June 23, 2009Articles White Collar Defense & Compliance Blog

This is the eleventh in a series of installments on this blog that is discussing some of the issues that face the manifold stakeholders who have been materially affected by the long and worldwide Ponzi scheme scandal of Bernard L. Madoff. All potential stakeholders should consult professional advisors promptly to have their positions evaluated.

Installments 3 through 8 and Installment 10 of this series focused on the specific concerns of charities that were victims of Madoff and similar schemes. This Installment is continuing the discussion from Installment 9 on the concerns of an Indirect Individual Investor (“III”) who has been embroiled in the Madoff scandal, but not as a result of a direct investment with him.

Such IIIs may have invested with a fund, investment manager or other vehicle, such as a hedge fund that was a “feeder” for Madoff, or even a partnership of family and friends that was formed to aggregate funds sufficient to invest with him. Each of these types of entities will be defined in this series as a Direct Entity Investor (“DEI”), even though some DEIs may have invested their money with a feeder fund for Madoff that in turn invested directly or indirectly with him.

Those that are IIIs and were “fortunate” enough to have secured distributions from the DEI through indirect redemptions from Madoff in the past may believe that they were either lucky or brilliant to have withdrawn money before his arrest on December 11, 2009. However, such IIIs must be concerned about the extent to which the Madoff bankruptcy trustee or federal or state regulators may be intensifying efforts to recover money or seek criminal prosecutions from those who withdrew money from their Madoff investments. While the initial efforts by the trustee can be expected to be focused upon DEIs that received large distributions and were close to Madoff in making direct investments with him, the focus can be expected to go further down the line to IIIs as well.

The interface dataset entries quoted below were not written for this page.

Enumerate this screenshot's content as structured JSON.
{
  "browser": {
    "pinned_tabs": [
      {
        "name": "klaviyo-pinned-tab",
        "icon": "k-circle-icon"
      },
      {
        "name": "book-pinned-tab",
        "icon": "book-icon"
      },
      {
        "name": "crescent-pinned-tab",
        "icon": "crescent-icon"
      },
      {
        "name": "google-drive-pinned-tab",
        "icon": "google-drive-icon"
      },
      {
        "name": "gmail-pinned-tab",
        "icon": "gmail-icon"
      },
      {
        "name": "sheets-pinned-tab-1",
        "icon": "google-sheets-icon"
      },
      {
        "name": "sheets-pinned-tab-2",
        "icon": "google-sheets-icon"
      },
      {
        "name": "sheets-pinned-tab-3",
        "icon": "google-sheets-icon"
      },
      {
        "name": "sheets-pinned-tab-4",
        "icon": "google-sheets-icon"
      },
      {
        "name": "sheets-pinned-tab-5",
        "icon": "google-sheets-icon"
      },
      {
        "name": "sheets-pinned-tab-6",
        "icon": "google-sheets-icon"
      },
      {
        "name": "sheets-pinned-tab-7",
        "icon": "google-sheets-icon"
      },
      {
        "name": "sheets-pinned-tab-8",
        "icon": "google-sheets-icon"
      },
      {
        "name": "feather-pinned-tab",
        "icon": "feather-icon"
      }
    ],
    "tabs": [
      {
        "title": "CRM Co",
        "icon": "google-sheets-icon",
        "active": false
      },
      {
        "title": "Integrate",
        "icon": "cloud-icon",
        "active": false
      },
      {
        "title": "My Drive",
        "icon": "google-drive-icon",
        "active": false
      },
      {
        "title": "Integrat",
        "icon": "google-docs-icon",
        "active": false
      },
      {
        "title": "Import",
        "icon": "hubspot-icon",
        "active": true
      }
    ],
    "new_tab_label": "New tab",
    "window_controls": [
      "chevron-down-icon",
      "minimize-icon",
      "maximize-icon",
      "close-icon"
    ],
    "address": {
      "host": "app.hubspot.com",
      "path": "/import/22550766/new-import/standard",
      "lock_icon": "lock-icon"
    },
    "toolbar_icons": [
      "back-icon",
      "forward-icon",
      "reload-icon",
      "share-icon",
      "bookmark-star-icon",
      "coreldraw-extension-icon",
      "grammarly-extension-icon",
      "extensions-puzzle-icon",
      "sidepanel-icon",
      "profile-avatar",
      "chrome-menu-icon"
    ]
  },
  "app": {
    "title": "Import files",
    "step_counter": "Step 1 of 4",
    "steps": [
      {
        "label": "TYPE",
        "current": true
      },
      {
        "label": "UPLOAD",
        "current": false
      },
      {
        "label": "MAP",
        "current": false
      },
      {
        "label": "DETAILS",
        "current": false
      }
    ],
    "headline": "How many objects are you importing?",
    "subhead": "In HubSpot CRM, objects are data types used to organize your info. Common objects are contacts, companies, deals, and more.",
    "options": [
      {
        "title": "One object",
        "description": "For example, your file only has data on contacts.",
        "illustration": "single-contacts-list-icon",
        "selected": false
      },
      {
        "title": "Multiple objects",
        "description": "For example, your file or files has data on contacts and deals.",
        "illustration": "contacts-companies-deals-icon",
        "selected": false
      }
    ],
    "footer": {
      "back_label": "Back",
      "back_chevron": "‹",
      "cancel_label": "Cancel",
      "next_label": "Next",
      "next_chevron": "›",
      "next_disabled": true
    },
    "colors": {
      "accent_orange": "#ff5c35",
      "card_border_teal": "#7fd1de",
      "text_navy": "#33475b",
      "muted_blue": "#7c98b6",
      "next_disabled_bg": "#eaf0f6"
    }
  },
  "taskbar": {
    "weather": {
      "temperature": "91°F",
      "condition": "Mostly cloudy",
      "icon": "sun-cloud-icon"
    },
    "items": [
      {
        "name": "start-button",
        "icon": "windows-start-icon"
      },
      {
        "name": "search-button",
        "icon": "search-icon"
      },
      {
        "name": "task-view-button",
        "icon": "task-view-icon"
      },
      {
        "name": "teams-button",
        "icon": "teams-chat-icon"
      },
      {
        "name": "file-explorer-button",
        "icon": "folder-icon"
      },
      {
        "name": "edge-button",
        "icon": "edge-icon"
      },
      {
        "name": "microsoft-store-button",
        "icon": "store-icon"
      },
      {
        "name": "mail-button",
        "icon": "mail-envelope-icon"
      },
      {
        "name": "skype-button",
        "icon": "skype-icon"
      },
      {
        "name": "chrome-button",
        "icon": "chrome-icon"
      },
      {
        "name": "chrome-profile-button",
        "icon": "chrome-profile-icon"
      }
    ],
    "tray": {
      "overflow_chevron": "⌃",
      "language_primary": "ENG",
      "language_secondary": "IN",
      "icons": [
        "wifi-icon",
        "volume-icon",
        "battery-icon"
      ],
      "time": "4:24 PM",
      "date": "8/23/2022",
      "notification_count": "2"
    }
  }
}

The word most commonly used for such monetary recovery efforts in the Madoff morass is “clawback.” Distributions from a DEI to an III are potential targets for the bankruptcy trustee because they may be materially disproportionate to the withdrawals of the average investor (“Clawback Targets”). The word clawback actually covers a number of scenarios and theories for recovery by the bankruptcy trustee under the Federal Bankruptcy Code and various state laws that may have varying degrees of likely exposure for the III.

The basis of clawback is that all of the investors who were engaged in a single, unitary, integrated, failed Ponzi enterprise should have a relatively level playing field and that those that received disproportionate distributions should disgorge their excess receipts.

To a certain degree, the energy that will be undertaken by the bankruptcy trustee for Madoff to pursue an III will depend on (i) the absolute amount in dollars of the distribution to such III, especially in relation to the actual hard dollars invested (net of the nonexistent “returns” reported to the III by Madoff), (ii) how recently the redemption(s) took place and/or (iii) the individual factual circumstances that exist relative to the redemptions by the III. The “clawback” process may become highly complex and may be affected by state law, which may differ from state to state. Competent professional advice for IIIs is a necessity in this area.

[To be continued in Installment 12]